The 44 Farms International Beef Cattle Academy, IBCA, isn’t Animal Science 101, and the students aren’t roaming the campus. The unique advanced beef education immersion program offered by Texas A&M University is developing beef industry leaders for tomorrow from around the world.
“What the students learn is very unique in terms of content and not something you find in regular animal science programs,” said Reinaldo Cooke, Ph.D., program coordinator and associate professor in the Department of Animal Science at Texas A&M University. “Our students learn the latest technologies in beef cattle production, and they have the responsibility to share that information once they complete the program with their companies and stakeholders.”
In its third year, the international academy is the brainchild of Cliff Lamb, Ph.D., head of the Department of Animal Science, and Cooke. The first year attracted students from eight different countries. Five countries were represented this year.
2020-2021 academy offers scholarships
The next academy begins in September and continues through August 2021. The 12-month program includes eight online modules of 30 hours each through the Texas A&M AgriLife Extension Service platform.
New this year is an offer of $100,000 in scholarships to cover up to 70% of tuition costs for scholarship recipients. The application process is underway and will close on Aug. 2.
Cooke said scholarships are limited and will be awarded based on student profile and potential contribution to the IBCA goal, which is to advance knowledge to enhance beef production and quality across the globe.
“We hope these new scholarships help extend participation in the academy to a broader audience,” he said. “There’s no such program like this that provides this level of information to stakeholders or students around the world. If you are not in the U.S. and you want to have some kind of involvement with Texas A&M, this is a way to do it.”
Not your ordinary student/classroom situation
Cooke said they want to attract students who are progressive and who are ready to learn from the best scientists from all disciplines in different states and nations. Approximately 25 Texas A&M faculty and another 20-plus come from outside the university.
Classes are taught online with pre-recorded lectures.

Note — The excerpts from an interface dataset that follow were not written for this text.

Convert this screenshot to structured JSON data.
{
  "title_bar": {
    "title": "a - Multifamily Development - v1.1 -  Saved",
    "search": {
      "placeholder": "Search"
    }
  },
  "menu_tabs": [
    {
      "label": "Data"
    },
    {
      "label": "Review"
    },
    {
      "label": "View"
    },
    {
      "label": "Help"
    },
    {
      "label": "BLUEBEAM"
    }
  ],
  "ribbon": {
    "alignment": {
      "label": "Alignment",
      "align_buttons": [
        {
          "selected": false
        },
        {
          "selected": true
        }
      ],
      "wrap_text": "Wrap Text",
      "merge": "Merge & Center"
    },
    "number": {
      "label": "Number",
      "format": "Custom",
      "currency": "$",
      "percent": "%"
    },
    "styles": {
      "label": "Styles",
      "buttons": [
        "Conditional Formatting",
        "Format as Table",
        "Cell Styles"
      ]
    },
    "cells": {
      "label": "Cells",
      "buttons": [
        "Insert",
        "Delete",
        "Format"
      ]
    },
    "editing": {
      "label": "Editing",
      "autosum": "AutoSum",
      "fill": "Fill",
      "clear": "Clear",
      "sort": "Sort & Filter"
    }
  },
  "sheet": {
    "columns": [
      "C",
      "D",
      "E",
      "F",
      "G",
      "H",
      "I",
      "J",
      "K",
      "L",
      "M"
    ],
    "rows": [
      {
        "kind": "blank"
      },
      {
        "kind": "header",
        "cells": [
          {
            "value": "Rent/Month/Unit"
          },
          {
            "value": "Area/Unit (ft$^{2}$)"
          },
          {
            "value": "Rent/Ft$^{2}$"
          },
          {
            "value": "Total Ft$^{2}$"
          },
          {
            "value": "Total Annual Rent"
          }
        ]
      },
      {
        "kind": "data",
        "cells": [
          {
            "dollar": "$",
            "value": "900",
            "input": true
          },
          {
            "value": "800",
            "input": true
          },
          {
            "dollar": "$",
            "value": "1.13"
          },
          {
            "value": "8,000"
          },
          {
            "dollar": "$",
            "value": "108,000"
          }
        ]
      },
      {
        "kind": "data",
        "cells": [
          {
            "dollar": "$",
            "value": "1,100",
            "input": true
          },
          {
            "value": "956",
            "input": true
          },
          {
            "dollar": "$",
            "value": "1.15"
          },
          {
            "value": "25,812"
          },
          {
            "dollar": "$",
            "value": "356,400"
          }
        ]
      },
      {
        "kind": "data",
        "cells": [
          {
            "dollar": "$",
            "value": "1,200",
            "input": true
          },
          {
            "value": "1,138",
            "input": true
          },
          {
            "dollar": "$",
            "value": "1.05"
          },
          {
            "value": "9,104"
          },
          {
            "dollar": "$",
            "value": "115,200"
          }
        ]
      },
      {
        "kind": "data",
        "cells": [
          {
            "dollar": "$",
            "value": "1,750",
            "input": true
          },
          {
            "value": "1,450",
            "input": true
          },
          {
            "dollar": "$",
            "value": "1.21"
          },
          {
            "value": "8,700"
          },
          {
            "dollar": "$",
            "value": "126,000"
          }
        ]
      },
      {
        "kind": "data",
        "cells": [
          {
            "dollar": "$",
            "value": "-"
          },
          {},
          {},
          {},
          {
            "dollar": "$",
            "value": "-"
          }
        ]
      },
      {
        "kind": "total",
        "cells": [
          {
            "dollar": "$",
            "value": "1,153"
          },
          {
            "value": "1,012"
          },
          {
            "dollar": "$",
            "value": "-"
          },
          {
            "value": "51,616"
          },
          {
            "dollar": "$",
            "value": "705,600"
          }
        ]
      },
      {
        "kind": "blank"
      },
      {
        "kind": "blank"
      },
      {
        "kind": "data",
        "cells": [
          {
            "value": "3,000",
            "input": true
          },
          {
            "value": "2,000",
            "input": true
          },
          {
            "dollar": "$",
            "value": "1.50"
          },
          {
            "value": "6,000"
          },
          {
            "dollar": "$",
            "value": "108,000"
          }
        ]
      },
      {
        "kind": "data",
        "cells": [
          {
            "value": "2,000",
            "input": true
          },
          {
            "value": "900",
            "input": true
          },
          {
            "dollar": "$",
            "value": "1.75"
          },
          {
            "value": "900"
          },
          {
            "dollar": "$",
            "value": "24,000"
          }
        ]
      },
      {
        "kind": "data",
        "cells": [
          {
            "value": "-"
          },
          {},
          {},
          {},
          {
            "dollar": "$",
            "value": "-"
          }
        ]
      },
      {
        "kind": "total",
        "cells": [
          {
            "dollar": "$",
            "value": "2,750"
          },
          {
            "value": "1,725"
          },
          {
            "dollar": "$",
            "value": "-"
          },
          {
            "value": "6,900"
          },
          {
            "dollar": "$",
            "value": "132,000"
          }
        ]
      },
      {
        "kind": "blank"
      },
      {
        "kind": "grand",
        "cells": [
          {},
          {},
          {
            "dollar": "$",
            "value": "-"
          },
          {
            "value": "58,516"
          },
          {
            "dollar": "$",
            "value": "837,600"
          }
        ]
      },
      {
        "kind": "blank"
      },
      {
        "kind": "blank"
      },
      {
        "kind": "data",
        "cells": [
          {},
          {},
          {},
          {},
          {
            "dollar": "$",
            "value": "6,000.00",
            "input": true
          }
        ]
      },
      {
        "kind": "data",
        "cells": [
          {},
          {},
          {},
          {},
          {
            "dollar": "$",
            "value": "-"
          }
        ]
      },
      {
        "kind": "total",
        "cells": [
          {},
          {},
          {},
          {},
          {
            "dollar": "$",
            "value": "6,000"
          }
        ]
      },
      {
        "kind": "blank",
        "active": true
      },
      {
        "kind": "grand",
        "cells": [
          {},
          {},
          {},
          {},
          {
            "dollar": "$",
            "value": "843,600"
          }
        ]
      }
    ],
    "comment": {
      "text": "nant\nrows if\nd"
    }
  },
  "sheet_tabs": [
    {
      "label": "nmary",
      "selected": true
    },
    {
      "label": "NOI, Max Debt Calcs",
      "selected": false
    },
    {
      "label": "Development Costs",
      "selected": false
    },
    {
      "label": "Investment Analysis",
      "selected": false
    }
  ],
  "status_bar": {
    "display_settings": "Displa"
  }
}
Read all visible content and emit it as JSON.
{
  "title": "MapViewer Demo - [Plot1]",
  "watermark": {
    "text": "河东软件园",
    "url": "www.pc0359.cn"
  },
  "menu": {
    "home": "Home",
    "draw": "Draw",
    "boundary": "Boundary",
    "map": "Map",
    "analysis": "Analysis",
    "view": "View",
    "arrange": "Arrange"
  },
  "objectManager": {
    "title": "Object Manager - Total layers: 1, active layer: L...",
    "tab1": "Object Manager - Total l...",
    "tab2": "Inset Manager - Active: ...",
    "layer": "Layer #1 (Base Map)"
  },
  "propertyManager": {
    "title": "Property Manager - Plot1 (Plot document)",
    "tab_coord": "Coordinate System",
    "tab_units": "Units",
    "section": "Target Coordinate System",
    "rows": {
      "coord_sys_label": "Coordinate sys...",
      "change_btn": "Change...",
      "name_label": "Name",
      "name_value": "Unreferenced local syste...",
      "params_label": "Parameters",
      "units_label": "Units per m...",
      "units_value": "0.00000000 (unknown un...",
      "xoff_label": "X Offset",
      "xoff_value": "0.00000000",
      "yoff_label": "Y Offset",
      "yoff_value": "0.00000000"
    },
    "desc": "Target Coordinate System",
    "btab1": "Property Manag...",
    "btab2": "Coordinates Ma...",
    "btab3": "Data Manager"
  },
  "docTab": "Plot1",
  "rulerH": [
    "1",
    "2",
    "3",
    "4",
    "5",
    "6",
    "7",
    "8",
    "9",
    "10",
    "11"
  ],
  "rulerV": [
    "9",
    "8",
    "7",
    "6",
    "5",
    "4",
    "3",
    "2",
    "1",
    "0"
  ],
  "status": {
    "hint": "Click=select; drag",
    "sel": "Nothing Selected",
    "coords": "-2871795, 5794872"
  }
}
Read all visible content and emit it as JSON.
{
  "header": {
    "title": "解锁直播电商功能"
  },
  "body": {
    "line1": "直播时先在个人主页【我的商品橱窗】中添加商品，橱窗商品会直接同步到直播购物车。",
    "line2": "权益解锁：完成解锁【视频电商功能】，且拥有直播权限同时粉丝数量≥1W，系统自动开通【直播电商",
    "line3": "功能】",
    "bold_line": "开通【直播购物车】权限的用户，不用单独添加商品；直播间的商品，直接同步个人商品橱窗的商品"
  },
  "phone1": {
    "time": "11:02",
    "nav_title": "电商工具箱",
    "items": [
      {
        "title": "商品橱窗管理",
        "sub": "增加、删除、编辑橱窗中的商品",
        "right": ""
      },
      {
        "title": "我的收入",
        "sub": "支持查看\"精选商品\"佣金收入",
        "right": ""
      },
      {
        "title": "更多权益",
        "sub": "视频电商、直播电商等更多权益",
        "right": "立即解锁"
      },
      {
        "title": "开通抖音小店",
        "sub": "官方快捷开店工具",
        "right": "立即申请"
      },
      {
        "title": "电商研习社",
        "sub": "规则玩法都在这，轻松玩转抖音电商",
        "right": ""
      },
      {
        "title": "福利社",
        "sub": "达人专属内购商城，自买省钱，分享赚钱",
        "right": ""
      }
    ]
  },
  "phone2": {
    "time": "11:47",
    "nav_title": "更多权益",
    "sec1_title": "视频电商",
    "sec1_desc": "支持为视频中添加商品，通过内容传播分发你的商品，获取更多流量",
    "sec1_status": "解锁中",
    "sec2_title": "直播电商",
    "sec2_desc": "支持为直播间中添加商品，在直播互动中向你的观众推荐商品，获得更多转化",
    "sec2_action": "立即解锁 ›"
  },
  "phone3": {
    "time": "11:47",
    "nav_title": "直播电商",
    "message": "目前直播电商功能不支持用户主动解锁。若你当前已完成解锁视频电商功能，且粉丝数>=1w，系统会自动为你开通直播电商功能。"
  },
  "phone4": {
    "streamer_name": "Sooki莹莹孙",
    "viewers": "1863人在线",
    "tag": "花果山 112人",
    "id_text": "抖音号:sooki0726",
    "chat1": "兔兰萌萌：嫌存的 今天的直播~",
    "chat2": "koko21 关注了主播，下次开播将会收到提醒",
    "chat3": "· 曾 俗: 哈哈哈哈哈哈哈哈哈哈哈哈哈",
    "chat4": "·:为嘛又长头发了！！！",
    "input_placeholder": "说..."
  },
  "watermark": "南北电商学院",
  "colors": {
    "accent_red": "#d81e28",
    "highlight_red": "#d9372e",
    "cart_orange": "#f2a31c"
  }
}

Students have access to emerging technologies in cattle reproduction, nutrition, genetics, health and welfare pertaining to all phases of beef production, as well as the quality and safety of beef and its products.
Each week there is an interactive session which allows for one-on-one student/instructor interaction, he said. These interactive sessions are customized, unique experiences based on the needs and demands of the students.
Knowledge pays off
Amanda Faver, a rancher in Sargent, Nebraska, said going through the program changed many things for her personally and for her Angus cow/calf and stocker cattle operation.
“How often do you get to work one on one with the leading industry professionals and leaders in academia and beef cattle research?” Faver said. “How often do you get to ask them a question pertaining to your herd specifically and get a personally formulated reply? In this program, you do every day.”
She said since attending the academy in 2019 she has been able to streamline and implement multiple new reproductive technologies, achieving nearly 100% conception rates.
“Our weaning weights have never been better, and I now look at a lot of things differently when it comes to my operation. This program is designed for anyone who loves beef cattle. From industry leading professionals and CEO’s to those who might be new to cattle in general, there is no mold for this program.”
Faver said 44 Farms and Texas A&M have put together in a year-long program what it would take five years to achieve in academia.
“This program is a class act, and you will not be disappointed,” she said.